Which came first: dancing or sewing? Betsy Lucas doesn’t quite know. She’s been dancing and sewing about as long as she can remember. “Both have been a part of my life since like the beginning of time,” Lucas says.
Career-wise, dancing has been primary. Lucas just completed her 10th season performing with Nevada Ballet Theatre, one sadly cut short by COVID-19. Before that, she danced with Oregon Ballet Theatre.
Over the years, Lucas has performed many lead roles, including Odette/Odile in Swan Lake, Wendy in Peter Pan and Clara in The Nutcracker. “She is such a strong dancer,” says colleague Krista Baker. “Even though she is petite, she is super powerful.”
As a company artist, Lucas is always wearing skirts and leotards. Dancing with NBT is a full-time job, so she spends hours moving and stretching in the typical uniform of tights, leotard and skirt.
As a third-generation stitcher, Lucas learned how to sew from her mother and grandmother. One day, she wondered if she could combine her talents. Lucas invested in a serger, a type of sewing machine that can do a “four-way stretch” and can best handle the special needs of dancer fabrics such as chiffon.
“I would wear my skirts in rehearsal, and I had friends that would say, ‘Hey, I want to wear that one, too,” Lucas says. “So that’s kind of how it all got started.”
In 2017, she launched her own venture called Style En Pointe. She sells rehearsal skirts and sometimes tights and leotards via the Instagram page @style.en.pointe.
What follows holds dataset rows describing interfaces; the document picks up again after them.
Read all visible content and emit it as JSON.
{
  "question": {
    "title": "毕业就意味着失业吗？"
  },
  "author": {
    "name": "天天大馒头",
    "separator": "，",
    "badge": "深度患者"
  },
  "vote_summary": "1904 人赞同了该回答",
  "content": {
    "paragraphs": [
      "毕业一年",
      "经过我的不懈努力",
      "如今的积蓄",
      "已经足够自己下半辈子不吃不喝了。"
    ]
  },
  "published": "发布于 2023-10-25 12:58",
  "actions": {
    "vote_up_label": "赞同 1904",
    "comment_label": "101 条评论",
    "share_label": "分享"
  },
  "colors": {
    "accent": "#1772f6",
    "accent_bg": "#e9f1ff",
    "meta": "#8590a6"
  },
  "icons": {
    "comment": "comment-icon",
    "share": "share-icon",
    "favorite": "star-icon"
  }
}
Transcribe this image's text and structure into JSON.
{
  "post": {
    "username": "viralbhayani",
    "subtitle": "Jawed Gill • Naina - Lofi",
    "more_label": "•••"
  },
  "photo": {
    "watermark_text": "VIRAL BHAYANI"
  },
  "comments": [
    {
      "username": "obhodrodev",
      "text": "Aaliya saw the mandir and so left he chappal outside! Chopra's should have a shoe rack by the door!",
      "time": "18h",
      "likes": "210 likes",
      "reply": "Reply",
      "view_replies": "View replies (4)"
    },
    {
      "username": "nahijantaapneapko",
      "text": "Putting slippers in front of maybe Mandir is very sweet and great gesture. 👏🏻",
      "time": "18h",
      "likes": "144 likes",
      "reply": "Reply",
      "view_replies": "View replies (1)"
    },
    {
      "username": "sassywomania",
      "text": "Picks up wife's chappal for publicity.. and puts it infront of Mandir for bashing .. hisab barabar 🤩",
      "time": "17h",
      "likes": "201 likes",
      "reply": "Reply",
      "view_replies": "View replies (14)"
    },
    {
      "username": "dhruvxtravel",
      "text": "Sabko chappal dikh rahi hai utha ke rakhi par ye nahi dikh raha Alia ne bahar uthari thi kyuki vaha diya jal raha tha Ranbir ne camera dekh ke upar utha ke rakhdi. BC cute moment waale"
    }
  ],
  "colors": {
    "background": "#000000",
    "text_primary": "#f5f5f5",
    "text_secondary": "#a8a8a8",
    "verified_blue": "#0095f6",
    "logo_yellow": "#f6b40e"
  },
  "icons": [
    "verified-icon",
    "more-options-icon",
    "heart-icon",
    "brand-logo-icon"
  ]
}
Skirts are $25 and face masks, a new addition for the pandemic, are $5.
Even those with two left feet might find inspiration in scrolling through posts featuring gauzy skirts, ombre tights and more. One shows a dancer wearing a delicate, green Style En Pointe outfit. Thanks to the magic of the internet, she spins back and forth eternally, like a dancer in a jewelry box.
“Dance, especially ballet, is all about the extension of lines that we create with our bodies and how can we make these lines look never-ending and effortless,” Lucas says. “I think that fashion and costume design does the same thing. They’re both pushing the extension of the human body and both showing [its] expression.”
Lucas finds inspiration from current fashion trends, high-fashion designers like Christian Dior and, most importantly, her own movement. “I have the advantage of getting to wear the product quite often,” she says.
She has learned what she likes: comfort and quality. And, of course, she loves the traditional aesthetics of ballet, which combines athleticism and femininity. “I think it really celebrates the beauty of a woman,” Lucas says.
In addition to rehearsal gear, Lucas creates and designs costumes. She has created them for the NBT’s annual collaboration with Cirque du Soleil, A Choreographers’ Showcase. Most recently, she made them for the world premiere of The Current at the Smith Center for the Performing Arts. That ballet was written by fellow NBT dancer Baker.
“I wanted Betsy to have artistic freedom when it came to designing the looks,” Baker says. Lucas also performed in the premiere, so she had intimate knowledge of the dance. “She knew the inspiration of the piece and how the movement felt on her own body, so she drew from that—along with my approval—and created the silhouette and design.
“They turned out so beautiful and helped bring my new ballet to life onstage. It was so fun to watch Betsy’s process and how much she seemed to enjoy it.”
Baker estimates that every woman in NBT’s company has at least one Lucas creation, and some men even have tights or shorts designed by her.
NBT’s performance venue, the Smith Center, is closed indefinitely due to the global pandemic, but Lucas is staying busy. She takes Zoom and Instagram Live dance classes at home. She cross-trains, walks her two German Shepherd mixes, works in her garden and bikes around Downtown. She’s also using the time to experiment with new ideas for Style En Pointe.
“I fully believe that if you enjoy the hobbies and you express yourself through different mediums of art, it can be really enjoyable and fulfilling,” she says.